Staff were enthusiastic. The chief executive said it was a “great place to work”. One staff we spoke with said it’s a “great thing to be involved in, it means that there are more opportunities for families to have their relative at home”.

We saw compliments. We read some of the comments people made about the service. They included “Thank you so much to every one of you who provide such a wonderful place to come and relax, laugh and cry and give us such support. Without you, I would never have got my ‘life’ back and become ‘me’ again"

People said staff obtained consent before assisting them or their relatives. Staff confirmed that they only supported people in taking medicines. Staff and volunteers who had been subject to rigourous checks. People knew how and to whom they should complain. We saw that complaints were investigated fully.

Inspection carried out on 9 February 2012

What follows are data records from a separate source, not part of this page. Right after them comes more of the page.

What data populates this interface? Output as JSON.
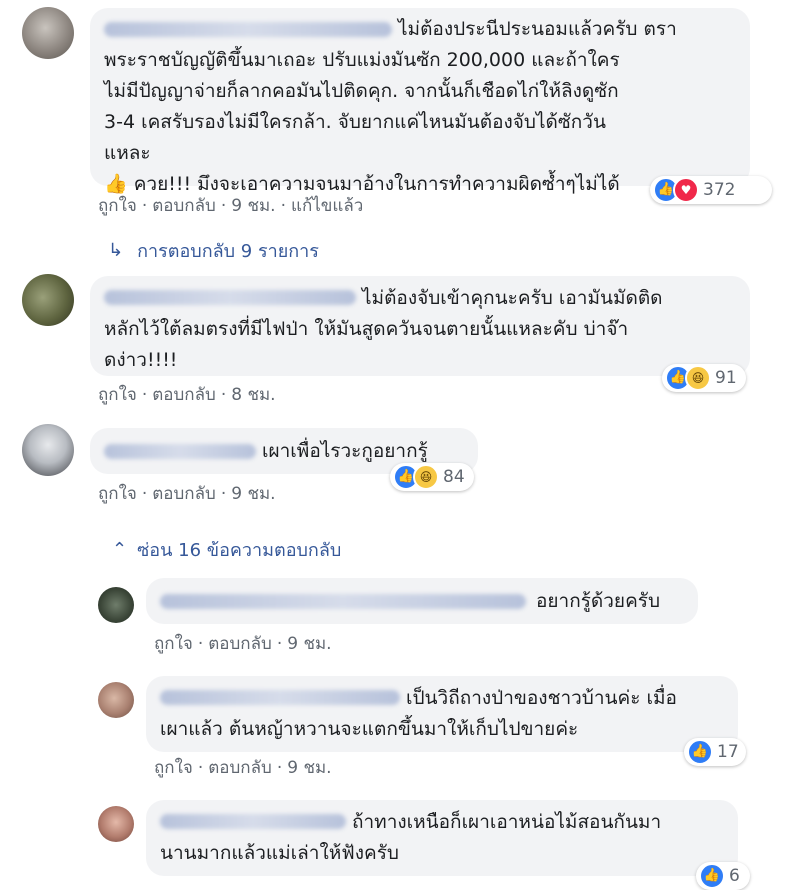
{
  "comments": [
    {
      "text": "ไม่ต้องประนีประนอมแล้วครับ ตรา\nพระราชบัญญัติขึ้นมาเถอะ ปรับแม่งมันซัก 200,000 และถ้าใคร\nไม่มีปัญญาจ่ายก็ลากคอมันไปติดคุก. จากนั้นก็เชือดไก่ให้ลิงดูซัก\n3-4 เคสรับรองไม่มีใครกล้า. จับยากแค่ไหนมันต้องจับได้ซักวัน\nแหละ\n👍 ควย!!! มึงจะเอาความจนมาอ้างในการทำความผิดซ้ำๆไม่ได้",
      "like": "ถูกใจ",
      "reply": "ตอบกลับ",
      "time": "9 ชม.",
      "edited": "แก้ไขแล้ว",
      "reaction_count": "372"
    },
    {
      "text": "ไม่ต้องจับเข้าคุกนะครับ เอามันมัดติด\nหลักไว้ใต้ลมตรงที่มีไฟป่า ให้มันสูดควันจนตายนั้นแหละคับ บ่าจ๊า\nดง่าว!!!!",
      "like": "ถูกใจ",
      "reply": "ตอบกลับ",
      "time": "8 ชม.",
      "reaction_count": "91"
    },
    {
      "text": "เผาเพื่อไรวะกูอยากรู้",
      "like": "ถูกใจ",
      "reply": "ตอบกลับ",
      "time": "9 ชม.",
      "reaction_count": "84"
    }
  ],
  "replies_link": "การตอบกลับ 9 รายการ",
  "hide_link": "ซ่อน 16 ข้อความตอบกลับ",
  "replies": [
    {
      "text": "อยากรู้ด้วยครับ",
      "like": "ถูกใจ",
      "reply": "ตอบกลับ",
      "time": "9 ชม."
    },
    {
      "text": "เป็นวิถีถางป่าของชาวบ้านค่ะ เมื่อ\nเผาแล้ว ต้นหญ้าหวานจะแตกขึ้นมาให้เก็บไปขายค่ะ",
      "like": "ถูกใจ",
      "reply": "ตอบกลับ",
      "time": "9 ชม.",
      "reaction_count": "17"
    },
    {
      "text": "ถ้าทางเหนือก็เผาเอาหน่อไม้สอนกันมา\nนานมากแล้วแม่เล่าให้ฟังครับ",
      "reaction_count": "6"
    }
  ],
  "icons": {
    "like": "thumbs-up-icon",
    "haha": "laughing-face-icon",
    "love": "heart-icon",
    "reply_arrow": "reply-arrow-icon",
    "chevron": "chevron-up-icon"
  },
  "colors": {
    "bubble": "#f2f3f5",
    "link": "#365899",
    "meta": "#606770",
    "like_blue": "#2f7df6",
    "love_red": "#f0284a",
    "haha_yellow": "#f7c844"
  }
}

During a routine inspection

We visited Cotswold Care Hospice in Minchinhampton, near Stroud, Gloucestershire, on 9 February 2012 and spent the day at the service. The hospice was established 25 years ago, and now operated from a new purpose-built building that was opened in 2008.

The hospice offered people with life-limiting conditions a 12-week programme of nursing care and support, art and complementary therapies, group sessions, and out-patient services. Families and carers were offered bereavement support and counselling.

People were also able to receive care and support from a 'hospice at home' service. Healthcare professionals and care staff offered patients end-of-life palliative care in their own homes. The hospice worked with the palliative care team from Gloucestershire Royal Hospital and facilitated other support groups such as a pulmonary rehabilitation group and a multiple sclerosis group.

During our visit to the hospice we met and talked at some length with seven patients. They told us that the hospice had "surpassed expectations" and "when I came here, everything seemed to fall into place". One person who we met in the art therapy room said of the service: "it's been a life saver." A person who was new to the service said "I have been made so welcome. It's first class and I don't see how it could be better." We were told "I really look forward to coming" and "this means so much to me."

We met and talked with members of the senior management team, including the head of care services. We talked with administration, nursing and therapy staff, observed care and support, and reviewed some patient notes. We observed a feedback session at the end of the day between clinical and therapy staff, and joined an art therapy session to talk with people. We also toured the premises and met a number of the volunteer staff.

Reports under our old system of regulation (including those from before CQC was created)